» **REQUIRED WORK**
Only the records, exactly as written, belong in the answer; pictures do not.

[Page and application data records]
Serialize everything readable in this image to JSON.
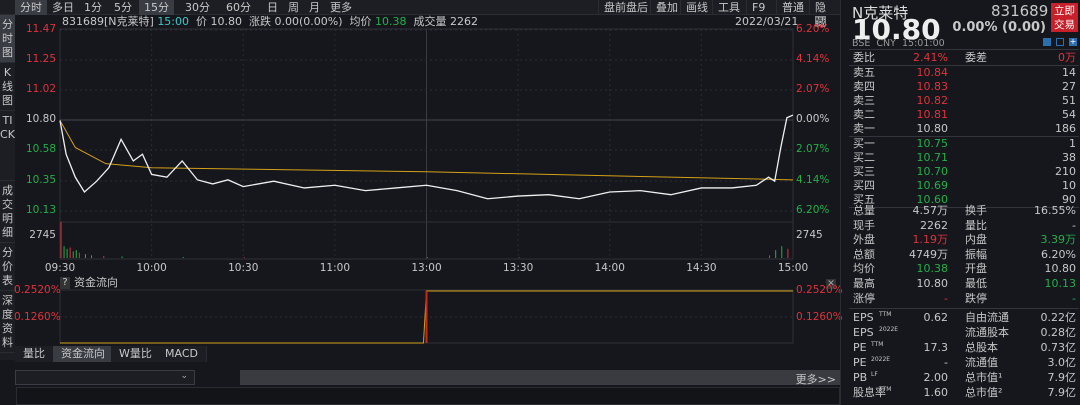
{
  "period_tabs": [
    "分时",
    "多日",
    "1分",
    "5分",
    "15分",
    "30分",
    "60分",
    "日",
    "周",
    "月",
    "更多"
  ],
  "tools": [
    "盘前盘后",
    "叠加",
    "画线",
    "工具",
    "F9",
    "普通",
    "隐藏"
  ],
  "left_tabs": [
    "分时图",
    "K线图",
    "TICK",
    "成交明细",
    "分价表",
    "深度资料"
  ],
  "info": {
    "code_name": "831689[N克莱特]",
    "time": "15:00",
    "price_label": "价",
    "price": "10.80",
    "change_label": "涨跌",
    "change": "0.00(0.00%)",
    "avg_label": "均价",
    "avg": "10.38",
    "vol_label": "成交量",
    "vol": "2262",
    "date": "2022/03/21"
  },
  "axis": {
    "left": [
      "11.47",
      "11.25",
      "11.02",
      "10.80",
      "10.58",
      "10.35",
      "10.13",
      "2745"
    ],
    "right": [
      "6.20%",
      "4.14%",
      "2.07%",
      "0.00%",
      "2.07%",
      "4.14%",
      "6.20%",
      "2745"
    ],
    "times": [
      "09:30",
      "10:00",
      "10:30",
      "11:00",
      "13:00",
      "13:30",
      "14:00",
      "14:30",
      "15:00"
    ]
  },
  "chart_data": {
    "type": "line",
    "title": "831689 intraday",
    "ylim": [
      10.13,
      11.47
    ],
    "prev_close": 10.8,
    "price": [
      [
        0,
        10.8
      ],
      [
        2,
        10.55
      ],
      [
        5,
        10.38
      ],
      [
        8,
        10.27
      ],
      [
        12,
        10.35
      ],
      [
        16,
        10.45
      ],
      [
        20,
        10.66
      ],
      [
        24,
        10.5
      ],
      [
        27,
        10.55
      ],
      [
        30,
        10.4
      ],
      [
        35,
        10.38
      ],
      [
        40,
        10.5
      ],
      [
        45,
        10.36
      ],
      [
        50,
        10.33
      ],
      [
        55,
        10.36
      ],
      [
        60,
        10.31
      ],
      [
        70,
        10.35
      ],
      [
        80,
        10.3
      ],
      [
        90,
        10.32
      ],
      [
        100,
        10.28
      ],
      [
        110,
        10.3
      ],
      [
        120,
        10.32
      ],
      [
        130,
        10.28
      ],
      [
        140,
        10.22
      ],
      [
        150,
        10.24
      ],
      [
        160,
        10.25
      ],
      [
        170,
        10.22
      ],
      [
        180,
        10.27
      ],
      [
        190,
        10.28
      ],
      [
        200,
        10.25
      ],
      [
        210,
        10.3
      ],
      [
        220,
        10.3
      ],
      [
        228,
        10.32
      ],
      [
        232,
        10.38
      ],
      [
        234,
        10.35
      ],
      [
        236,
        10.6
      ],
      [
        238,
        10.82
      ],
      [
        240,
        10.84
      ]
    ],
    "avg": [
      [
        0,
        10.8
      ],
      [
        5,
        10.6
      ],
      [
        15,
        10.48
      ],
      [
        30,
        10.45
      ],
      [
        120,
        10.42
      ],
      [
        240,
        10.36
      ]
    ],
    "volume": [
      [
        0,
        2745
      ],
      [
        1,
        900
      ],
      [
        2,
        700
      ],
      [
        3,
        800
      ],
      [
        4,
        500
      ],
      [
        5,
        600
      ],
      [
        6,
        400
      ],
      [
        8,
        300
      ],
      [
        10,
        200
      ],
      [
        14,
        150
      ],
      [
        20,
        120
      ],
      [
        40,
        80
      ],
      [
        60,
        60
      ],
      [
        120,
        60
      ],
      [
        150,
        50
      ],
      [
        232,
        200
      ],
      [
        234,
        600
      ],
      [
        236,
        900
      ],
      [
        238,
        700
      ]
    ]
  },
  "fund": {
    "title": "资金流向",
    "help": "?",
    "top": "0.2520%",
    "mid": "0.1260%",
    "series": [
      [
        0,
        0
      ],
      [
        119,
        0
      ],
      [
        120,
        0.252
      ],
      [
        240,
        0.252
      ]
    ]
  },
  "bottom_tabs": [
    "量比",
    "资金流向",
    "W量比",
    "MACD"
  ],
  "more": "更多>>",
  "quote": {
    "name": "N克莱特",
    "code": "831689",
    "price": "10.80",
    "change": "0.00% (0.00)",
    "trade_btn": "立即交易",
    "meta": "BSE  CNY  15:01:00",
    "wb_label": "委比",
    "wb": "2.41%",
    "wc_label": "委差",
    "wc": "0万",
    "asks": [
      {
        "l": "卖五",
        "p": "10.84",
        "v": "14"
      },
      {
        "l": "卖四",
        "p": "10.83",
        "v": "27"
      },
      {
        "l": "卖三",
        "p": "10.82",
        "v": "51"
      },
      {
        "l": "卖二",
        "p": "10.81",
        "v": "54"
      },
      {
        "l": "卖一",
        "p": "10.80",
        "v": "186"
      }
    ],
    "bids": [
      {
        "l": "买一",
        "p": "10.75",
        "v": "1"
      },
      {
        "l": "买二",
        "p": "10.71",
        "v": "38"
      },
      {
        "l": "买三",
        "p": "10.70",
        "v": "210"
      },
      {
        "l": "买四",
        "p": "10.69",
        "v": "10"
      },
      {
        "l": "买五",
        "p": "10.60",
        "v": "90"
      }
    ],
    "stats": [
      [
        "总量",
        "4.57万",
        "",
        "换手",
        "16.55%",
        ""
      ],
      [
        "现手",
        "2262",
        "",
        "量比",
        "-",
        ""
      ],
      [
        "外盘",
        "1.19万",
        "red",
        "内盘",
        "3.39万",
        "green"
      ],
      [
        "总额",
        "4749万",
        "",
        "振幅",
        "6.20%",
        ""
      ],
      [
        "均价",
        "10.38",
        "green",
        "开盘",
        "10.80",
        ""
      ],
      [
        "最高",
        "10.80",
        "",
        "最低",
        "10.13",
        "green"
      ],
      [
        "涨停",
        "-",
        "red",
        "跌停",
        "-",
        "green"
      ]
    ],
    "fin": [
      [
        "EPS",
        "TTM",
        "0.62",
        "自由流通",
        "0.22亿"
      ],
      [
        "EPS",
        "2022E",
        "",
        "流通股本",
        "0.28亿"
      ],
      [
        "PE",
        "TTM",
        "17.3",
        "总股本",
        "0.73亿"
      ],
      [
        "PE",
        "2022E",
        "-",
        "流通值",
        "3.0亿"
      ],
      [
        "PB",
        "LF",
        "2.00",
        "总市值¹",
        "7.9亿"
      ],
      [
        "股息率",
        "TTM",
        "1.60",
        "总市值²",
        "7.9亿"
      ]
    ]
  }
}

» **YOUR RESPONSE**
Serialize everything readable in this image to JSON.
{
  "period_tabs": [
    "分时",
    "多日",
    "1分",
    "5分",
    "15分",
    "30分",
    "60分",
    "日",
    "周",
    "月",
    "更多"
  ],
  "tools": [
    "盘前盘后",
    "叠加",
    "画线",
    "工具",
    "F9",
    "普通",
    "隐藏"
  ],
  "left_tabs": [
    "分时图",
    "K线图",
    "TICK",
    "成交明细",
    "分价表",
    "深度资料"
  ],
  "info": {
    "code_name": "831689[N克莱特]",
    "time": "15:00",
    "price_label": "价",
    "price": "10.80",
    "change_label": "涨跌",
    "change": "0.00(0.00%)",
    "avg_label": "均价",
    "avg": "10.38",
    "vol_label": "成交量",
    "vol": "2262",
    "date": "2022/03/21"
  },
  "axis": {
    "left": [
      "11.47",
      "11.25",
      "11.02",
      "10.80",
      "10.58",
      "10.35",
      "10.13",
      "2745"
    ],
    "right": [
      "6.20%",
      "4.14%",
      "2.07%",
      "0.00%",
      "2.07%",
      "4.14%",
      "6.20%",
      "2745"
    ],
    "times": [
      "09:30",
      "10:00",
      "10:30",
      "11:00",
      "13:00",
      "13:30",
      "14:00",
      "14:30",
      "15:00"
    ]
  },
  "chart_data": {
    "type": "line",
    "title": "831689 intraday",
    "ylim": [
      10.13,
      11.47
    ],
    "prev_close": 10.8,
    "price": [
      [
        0,
        10.8
      ],
      [
        2,
        10.55
      ],
      [
        5,
        10.38
      ],
      [
        8,
        10.27
      ],
      [
        12,
        10.35
      ],
      [
        16,
        10.45
      ],
      [
        20,
        10.66
      ],
      [
        24,
        10.5
      ],
      [
        27,
        10.55
      ],
      [
        30,
        10.4
      ],
      [
        35,
        10.38
      ],
      [
        40,
        10.5
      ],
      [
        45,
        10.36
      ],
      [
        50,
        10.33
      ],
      [
        55,
        10.36
      ],
      [
        60,
        10.31
      ],
      [
        70,
        10.35
      ],
      [
        80,
        10.3
      ],
      [
        90,
        10.32
      ],
      [
        100,
        10.28
      ],
      [
        110,
        10.3
      ],
      [
        120,
        10.32
      ],
      [
        130,
        10.28
      ],
      [
        140,
        10.22
      ],
      [
        150,
        10.24
      ],
      [
        160,
        10.25
      ],
      [
        170,
        10.22
      ],
      [
        180,
        10.27
      ],
      [
        190,
        10.28
      ],
      [
        200,
        10.25
      ],
      [
        210,
        10.3
      ],
      [
        220,
        10.3
      ],
      [
        228,
        10.32
      ],
      [
        232,
        10.38
      ],
      [
        234,
        10.35
      ],
      [
        236,
        10.6
      ],
      [
        238,
        10.82
      ],
      [
        240,
        10.84
      ]
    ],
    "avg": [
      [
        0,
        10.8
      ],
      [
        5,
        10.6
      ],
      [
        15,
        10.48
      ],
      [
        30,
        10.45
      ],
      [
        120,
        10.42
      ],
      [
        240,
        10.36
      ]
    ],
    "volume": [
      [
        0,
        2745
      ],
      [
        1,
        900
      ],
      [
        2,
        700
      ],
      [
        3,
        800
      ],
      [
        4,
        500
      ],
      [
        5,
        600
      ],
      [
        6,
        400
      ],
      [
        8,
        300
      ],
      [
        10,
        200
      ],
      [
        14,
        150
      ],
      [
        20,
        120
      ],
      [
        40,
        80
      ],
      [
        60,
        60
      ],
      [
        120,
        60
      ],
      [
        150,
        50
      ],
      [
        232,
        200
      ],
      [
        234,
        600
      ],
      [
        236,
        900
      ],
      [
        238,
        700
      ]
    ]
  },
  "fund": {
    "title": "资金流向",
    "help": "?",
    "top": "0.2520%",
    "mid": "0.1260%",
    "series": [
      [
        0,
        0
      ],
      [
        119,
        0
      ],
      [
        120,
        0.252
      ],
      [
        240,
        0.252
      ]
    ]
  },
  "bottom_tabs": [
    "量比",
    "资金流向",
    "W量比",
    "MACD"
  ],
  "more": "更多>>",
  "quote": {
    "name": "N克莱特",
    "code": "831689",
    "price": "10.80",
    "change": "0.00% (0.00)",
    "trade_btn": "立即交易",
    "meta": "BSE  CNY  15:01:00",
    "wb_label": "委比",
    "wb": "2.41%",
    "wc_label": "委差",
    "wc": "0万",
    "asks": [
      {
        "l": "卖五",
        "p": "10.84",
        "v": "14"
      },
      {
        "l": "卖四",
        "p": "10.83",
        "v": "27"
      },
      {
        "l": "卖三",
        "p": "10.82",
        "v": "51"
      },
      {
        "l": "卖二",
        "p": "10.81",
        "v": "54"
      },
      {
        "l": "卖一",
        "p": "10.80",
        "v": "186"
      }
    ],
    "bids": [
      {
        "l": "买一",
        "p": "10.75",
        "v": "1"
      },
      {
        "l": "买二",
        "p": "10.71",
        "v": "38"
      },
      {
        "l": "买三",
        "p": "10.70",
        "v": "210"
      },
      {
        "l": "买四",
        "p": "10.69",
        "v": "10"
      },
      {
        "l": "买五",
        "p": "10.60",
        "v": "90"
      }
    ],
    "stats": [
      [
        "总量",
        "4.57万",
        "",
        "换手",
        "16.55%",
        ""
      ],
      [
        "现手",
        "2262",
        "",
        "量比",
        "-",
        ""
      ],
      [
        "外盘",
        "1.19万",
        "red",
        "内盘",
        "3.39万",
        "green"
      ],
      [
        "总额",
        "4749万",
        "",
        "振幅",
        "6.20%",
        ""
      ],
      [
        "均价",
        "10.38",
        "green",
        "开盘",
        "10.80",
        ""
      ],
      [
        "最高",
        "10.80",
        "",
        "最低",
        "10.13",
        "green"
      ],
      [
        "涨停",
        "-",
        "red",
        "跌停",
        "-",
        "green"
      ]
    ],
    "fin": [
      [
        "EPS",
        "TTM",
        "0.62",
        "自由流通",
        "0.22亿"
      ],
      [
        "EPS",
        "2022E",
        "",
        "流通股本",
        "0.28亿"
      ],
      [
        "PE",
        "TTM",
        "17.3",
        "总股本",
        "0.73亿"
      ],
      [
        "PE",
        "2022E",
        "-",
        "流通值",
        "3.0亿"
      ],
      [
        "PB",
        "LF",
        "2.00",
        "总市值¹",
        "7.9亿"
      ],
      [
        "股息率",
        "TTM",
        "1.60",
        "总市值²",
        "7.9亿"
      ]
    ]
  }
}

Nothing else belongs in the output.